Qatar’s architecture incorporates geometric shapes, traditional designs and the country’s landscape. The National Museum of Qatar, for example, looks like hundreds of interlocking discs fitting together to form a desert rose, a natural mineral structure formed in wet sand. It was designed by architect Jean Nouvel who was inspired by the environment from which his creation emerges.
Other world-renowned architects have also designed iconic landmarks in the country, like the Museum of Islamic Art by the late I.M. Pei and the National Library of Qatar by Rem Koolhaas.
Professor of architecture and urbanism at Hamad Bin Khalifa University, Ali Alraouf, says that resources have shifted towards building cultural facilities but still give architects the freedom to create.
Learning through architecture
Education City in Doha, a 12 square kilometre campus housing multiple educational and research institutes, is not just a place of learning. It is also celebrated for its architecture.
Senior Architect of Qatar Foundation Capital Projects Directorate, Nur Alah Abdelzayed Valdeolmillos, says, “All of the buildings inside the campus have principles and concepts respecting the environment and taking from the culture.” Geometric patterns decorate the buildings weaving traditional Islamic architecture and culture across the campus. Qatar Foundation’s Ceremonial Court, one of the structures in education city, is an open-air space created by the award-winning Japanese artist Arata Isozaki.
Top Qatari architect
Qatari architect Ibrahim Al Jaidah has designed some of the most iconic buildings in Doha and internationally.
But his most recent project is Al Thumama Stadium for the upcoming FIFA World Cup Qatar 2022. He wanted to create something that reflects Qatar’s culture, so he based the stadium on the mens’ traditional headgear called the “ghafiya”.
Innovative stadium designs
The architectural design of the stadiums had to be smart, flexible and with high desert temperatures, eco-cooling technology was a must.
Ras Abu Aboud, is completely demountable, constructed with modified shipping containers.
Qatar’s futuristic city of Lusail will boast the tournament’s biggest venue featuring traditional lantern and bowl designs.

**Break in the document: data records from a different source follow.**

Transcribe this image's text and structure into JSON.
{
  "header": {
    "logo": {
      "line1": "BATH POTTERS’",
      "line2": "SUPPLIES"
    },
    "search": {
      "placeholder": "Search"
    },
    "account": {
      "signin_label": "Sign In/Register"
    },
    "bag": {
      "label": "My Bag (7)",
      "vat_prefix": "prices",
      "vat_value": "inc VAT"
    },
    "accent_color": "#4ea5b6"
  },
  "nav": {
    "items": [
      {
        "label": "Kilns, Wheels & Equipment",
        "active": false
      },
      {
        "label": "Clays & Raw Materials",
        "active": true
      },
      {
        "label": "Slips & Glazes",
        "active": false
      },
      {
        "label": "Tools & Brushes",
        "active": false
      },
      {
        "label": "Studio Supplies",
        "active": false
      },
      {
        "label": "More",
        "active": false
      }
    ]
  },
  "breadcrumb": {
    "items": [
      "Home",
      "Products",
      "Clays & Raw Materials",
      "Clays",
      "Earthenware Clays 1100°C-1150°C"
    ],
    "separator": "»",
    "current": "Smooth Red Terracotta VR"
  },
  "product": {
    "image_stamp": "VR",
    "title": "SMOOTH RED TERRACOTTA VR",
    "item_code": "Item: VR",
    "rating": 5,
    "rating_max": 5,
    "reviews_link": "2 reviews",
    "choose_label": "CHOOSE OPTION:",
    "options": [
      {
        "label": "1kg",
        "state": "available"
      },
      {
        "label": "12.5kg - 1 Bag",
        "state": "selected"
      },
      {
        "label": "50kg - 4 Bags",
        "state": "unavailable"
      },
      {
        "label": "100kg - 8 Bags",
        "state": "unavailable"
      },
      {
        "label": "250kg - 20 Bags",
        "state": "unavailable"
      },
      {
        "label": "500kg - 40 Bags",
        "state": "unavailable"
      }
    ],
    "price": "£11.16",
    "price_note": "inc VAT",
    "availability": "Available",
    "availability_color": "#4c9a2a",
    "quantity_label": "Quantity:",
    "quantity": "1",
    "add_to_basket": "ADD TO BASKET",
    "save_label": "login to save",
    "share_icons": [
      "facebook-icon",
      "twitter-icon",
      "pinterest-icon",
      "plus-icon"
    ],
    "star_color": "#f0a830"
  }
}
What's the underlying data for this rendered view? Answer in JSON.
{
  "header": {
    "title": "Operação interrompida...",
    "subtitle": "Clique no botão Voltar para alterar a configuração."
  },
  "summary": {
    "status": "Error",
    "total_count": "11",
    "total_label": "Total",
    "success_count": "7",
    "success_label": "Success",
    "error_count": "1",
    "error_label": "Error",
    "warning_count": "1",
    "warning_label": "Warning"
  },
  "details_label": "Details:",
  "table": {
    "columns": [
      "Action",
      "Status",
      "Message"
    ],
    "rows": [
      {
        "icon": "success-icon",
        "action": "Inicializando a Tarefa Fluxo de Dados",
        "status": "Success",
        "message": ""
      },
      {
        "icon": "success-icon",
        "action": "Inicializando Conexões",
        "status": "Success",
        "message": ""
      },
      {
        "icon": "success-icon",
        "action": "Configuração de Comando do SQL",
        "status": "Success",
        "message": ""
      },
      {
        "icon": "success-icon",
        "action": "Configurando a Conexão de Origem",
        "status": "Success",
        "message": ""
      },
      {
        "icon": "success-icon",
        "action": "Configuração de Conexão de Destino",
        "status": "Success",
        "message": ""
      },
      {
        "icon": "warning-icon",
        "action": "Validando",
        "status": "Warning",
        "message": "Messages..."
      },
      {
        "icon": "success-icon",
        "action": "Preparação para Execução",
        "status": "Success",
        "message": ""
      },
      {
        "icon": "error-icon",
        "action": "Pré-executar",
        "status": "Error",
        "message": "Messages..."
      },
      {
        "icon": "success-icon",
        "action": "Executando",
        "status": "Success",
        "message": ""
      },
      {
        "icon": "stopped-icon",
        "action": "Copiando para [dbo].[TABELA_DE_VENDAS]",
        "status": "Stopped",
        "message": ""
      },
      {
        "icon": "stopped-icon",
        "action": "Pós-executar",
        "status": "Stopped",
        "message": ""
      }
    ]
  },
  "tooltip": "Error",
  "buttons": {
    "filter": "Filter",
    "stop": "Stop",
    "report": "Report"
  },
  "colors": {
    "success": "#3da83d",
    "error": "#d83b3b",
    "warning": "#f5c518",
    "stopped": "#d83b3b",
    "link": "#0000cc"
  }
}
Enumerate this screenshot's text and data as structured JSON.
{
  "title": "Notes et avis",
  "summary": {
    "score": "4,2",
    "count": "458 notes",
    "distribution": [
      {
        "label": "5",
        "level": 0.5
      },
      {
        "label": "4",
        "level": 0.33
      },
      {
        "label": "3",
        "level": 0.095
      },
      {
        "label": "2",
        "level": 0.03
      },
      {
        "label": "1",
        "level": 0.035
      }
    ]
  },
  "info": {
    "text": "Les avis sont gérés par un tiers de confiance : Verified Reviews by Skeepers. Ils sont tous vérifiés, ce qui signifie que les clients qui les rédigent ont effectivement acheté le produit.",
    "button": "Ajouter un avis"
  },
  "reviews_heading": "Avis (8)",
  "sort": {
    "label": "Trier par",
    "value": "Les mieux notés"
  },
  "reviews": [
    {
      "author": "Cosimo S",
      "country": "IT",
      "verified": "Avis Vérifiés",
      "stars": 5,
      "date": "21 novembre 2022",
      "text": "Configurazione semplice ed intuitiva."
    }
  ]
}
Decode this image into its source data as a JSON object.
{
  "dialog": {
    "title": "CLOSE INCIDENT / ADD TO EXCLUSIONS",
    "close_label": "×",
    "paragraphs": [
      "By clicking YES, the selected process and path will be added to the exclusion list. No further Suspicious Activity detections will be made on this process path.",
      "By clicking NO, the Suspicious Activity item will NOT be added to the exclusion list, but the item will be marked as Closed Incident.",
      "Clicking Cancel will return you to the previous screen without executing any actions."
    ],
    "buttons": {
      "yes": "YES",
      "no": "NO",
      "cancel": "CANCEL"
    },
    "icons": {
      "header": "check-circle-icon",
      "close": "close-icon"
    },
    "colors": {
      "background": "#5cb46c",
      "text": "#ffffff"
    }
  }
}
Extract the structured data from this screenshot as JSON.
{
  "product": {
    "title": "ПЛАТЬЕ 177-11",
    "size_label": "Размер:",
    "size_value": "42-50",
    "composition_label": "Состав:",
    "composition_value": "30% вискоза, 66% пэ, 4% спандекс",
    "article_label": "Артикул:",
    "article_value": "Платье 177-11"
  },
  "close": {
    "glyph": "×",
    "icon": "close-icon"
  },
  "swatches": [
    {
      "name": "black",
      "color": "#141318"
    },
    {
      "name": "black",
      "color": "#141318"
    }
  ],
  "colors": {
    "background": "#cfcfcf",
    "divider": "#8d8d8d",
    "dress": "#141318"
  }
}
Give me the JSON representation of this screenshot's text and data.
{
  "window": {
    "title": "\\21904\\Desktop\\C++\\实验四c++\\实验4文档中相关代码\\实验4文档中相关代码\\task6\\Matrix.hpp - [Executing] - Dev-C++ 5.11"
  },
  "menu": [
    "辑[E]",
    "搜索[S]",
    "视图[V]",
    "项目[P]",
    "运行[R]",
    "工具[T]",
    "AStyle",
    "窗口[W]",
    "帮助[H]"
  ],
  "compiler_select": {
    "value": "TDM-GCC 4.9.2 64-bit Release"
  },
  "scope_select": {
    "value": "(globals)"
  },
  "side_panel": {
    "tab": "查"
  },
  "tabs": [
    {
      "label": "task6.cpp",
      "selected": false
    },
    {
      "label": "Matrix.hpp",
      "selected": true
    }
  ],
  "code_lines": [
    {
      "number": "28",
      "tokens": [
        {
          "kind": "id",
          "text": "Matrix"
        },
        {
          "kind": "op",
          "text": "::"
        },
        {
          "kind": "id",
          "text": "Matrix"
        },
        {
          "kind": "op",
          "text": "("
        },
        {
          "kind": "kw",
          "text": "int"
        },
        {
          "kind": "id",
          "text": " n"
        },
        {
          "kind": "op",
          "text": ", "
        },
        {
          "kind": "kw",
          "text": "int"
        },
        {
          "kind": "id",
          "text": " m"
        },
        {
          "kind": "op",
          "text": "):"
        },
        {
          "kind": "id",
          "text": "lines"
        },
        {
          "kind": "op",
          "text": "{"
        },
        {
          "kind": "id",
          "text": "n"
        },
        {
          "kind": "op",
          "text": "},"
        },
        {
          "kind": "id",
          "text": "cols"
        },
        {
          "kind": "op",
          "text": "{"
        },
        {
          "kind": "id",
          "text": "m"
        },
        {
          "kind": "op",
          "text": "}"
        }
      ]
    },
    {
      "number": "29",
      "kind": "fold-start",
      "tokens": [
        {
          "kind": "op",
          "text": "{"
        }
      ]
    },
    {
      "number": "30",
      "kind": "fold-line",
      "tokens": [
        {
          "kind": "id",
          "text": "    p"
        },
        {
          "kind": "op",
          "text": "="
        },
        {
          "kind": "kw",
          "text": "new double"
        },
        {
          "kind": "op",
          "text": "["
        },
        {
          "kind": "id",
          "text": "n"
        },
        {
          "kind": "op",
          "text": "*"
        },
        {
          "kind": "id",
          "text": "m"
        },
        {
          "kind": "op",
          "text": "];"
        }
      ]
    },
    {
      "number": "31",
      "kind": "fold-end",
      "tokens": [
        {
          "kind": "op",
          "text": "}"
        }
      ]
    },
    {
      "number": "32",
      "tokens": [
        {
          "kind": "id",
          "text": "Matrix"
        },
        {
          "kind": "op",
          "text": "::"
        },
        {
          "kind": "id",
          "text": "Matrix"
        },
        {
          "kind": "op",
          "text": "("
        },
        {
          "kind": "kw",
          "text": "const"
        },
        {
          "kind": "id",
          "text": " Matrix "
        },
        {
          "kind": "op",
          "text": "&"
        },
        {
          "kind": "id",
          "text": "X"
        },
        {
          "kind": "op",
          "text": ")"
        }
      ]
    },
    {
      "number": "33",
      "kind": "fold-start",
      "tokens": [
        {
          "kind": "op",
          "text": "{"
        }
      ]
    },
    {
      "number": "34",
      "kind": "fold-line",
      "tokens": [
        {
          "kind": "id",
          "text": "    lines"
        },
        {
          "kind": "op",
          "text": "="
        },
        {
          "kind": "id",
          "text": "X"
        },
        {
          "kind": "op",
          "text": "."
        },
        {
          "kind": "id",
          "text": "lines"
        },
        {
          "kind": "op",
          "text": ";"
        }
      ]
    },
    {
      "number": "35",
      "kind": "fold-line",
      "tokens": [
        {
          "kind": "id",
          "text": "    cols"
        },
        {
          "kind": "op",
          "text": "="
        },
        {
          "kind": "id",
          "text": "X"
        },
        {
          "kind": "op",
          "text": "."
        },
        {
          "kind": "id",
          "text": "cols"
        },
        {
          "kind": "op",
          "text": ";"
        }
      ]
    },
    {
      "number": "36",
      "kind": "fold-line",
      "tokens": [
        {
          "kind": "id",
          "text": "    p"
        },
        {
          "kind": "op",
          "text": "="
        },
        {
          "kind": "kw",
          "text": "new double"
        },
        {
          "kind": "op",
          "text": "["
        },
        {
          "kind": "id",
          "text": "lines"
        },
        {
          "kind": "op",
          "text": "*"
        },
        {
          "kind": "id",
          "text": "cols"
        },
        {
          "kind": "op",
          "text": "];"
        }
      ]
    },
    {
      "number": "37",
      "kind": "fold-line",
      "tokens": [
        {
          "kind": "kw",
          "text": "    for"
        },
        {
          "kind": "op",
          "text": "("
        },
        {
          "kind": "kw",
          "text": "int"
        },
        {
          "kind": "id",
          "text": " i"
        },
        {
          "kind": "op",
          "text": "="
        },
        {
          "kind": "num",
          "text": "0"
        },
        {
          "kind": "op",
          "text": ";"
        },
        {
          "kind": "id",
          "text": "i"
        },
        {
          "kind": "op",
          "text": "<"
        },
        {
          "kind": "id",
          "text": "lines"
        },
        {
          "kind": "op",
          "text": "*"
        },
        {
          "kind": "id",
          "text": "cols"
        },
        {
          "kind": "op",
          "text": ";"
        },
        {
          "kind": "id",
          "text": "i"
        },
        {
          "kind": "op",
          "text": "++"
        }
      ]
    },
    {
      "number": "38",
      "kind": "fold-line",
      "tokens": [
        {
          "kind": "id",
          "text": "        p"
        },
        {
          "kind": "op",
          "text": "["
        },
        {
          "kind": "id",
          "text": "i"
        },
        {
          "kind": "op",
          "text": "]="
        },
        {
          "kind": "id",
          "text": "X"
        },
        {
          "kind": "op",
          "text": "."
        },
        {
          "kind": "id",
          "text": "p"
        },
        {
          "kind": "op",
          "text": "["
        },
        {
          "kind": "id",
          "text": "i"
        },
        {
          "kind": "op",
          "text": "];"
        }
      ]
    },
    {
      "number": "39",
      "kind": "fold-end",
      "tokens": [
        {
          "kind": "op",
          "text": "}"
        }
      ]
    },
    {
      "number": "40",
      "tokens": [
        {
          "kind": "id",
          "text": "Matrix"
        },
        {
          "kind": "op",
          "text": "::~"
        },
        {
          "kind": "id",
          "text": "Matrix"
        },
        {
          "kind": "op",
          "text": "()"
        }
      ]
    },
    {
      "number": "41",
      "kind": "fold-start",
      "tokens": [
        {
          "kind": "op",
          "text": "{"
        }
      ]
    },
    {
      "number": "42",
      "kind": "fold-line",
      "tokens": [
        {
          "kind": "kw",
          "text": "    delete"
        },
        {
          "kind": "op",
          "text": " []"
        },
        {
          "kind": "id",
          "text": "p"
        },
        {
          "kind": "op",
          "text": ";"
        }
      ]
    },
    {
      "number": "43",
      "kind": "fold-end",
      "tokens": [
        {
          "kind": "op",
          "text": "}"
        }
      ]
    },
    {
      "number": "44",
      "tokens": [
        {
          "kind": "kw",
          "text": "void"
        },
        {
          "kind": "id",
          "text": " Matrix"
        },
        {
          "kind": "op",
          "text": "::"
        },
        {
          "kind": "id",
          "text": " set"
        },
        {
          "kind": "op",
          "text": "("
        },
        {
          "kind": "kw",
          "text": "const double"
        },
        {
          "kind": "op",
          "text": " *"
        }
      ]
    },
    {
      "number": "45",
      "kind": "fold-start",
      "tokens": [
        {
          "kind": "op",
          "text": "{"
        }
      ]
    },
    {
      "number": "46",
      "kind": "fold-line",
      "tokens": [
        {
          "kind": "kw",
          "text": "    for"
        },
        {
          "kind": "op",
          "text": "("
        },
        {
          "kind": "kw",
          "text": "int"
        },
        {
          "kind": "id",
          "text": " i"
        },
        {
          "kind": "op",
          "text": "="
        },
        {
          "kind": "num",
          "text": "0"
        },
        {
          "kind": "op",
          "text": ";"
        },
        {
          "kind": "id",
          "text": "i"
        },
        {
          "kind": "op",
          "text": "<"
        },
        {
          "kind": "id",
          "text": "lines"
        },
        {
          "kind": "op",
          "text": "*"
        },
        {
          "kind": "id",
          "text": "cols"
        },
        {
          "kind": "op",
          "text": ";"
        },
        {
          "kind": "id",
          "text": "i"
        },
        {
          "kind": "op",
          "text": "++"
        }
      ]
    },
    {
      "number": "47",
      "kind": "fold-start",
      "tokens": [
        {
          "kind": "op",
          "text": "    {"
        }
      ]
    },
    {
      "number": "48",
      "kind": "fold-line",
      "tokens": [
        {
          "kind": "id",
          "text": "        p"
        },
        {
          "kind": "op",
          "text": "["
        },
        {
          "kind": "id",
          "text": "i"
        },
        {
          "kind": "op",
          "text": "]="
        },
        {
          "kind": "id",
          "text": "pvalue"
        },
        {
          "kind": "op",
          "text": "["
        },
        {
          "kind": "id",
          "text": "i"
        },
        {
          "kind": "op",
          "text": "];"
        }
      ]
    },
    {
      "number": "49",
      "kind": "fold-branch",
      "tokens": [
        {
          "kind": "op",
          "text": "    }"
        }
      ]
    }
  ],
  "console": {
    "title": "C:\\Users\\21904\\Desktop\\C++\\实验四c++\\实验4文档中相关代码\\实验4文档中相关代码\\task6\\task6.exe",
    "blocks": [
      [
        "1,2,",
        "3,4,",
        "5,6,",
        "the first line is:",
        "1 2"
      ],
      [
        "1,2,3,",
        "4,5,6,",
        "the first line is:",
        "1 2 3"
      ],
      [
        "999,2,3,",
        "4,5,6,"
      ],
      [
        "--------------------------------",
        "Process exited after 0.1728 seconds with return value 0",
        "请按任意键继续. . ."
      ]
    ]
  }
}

Al Bayt stadium resembles a traditional Arab tent, and Al Janoub stadium, inspired by the sails of a traditional dhow boat with its aerodynamic shape, was designed by the late Zaha Hadid.
Yet others have been refurbished or incorporated recycled materials.
Msheireb is the world’s first sustainable downtown regeneration project, a modern adaptation of Doha’s old commercial district. It’s made up of more than 100 buildings – museums, hotels, malls, restaurants, theatres and Doha Design District.
There are more than 5000 solar panels on roofs, specialised cooling technology, and a battery-operated tram runs daily. The streets are designed to shade pedestrians from the sun.
Msheireb’s Shaikha Al Sulaiti believes the city, and its design district will position the country as a creative hub for the region, “Every element of the city has been designed. I’ve been working on this project for over a decade and still when I walk down the streets I always find a new detail to admire.”
Details that set Msheireb apart and, in the process, contribute to the country’s architectural language.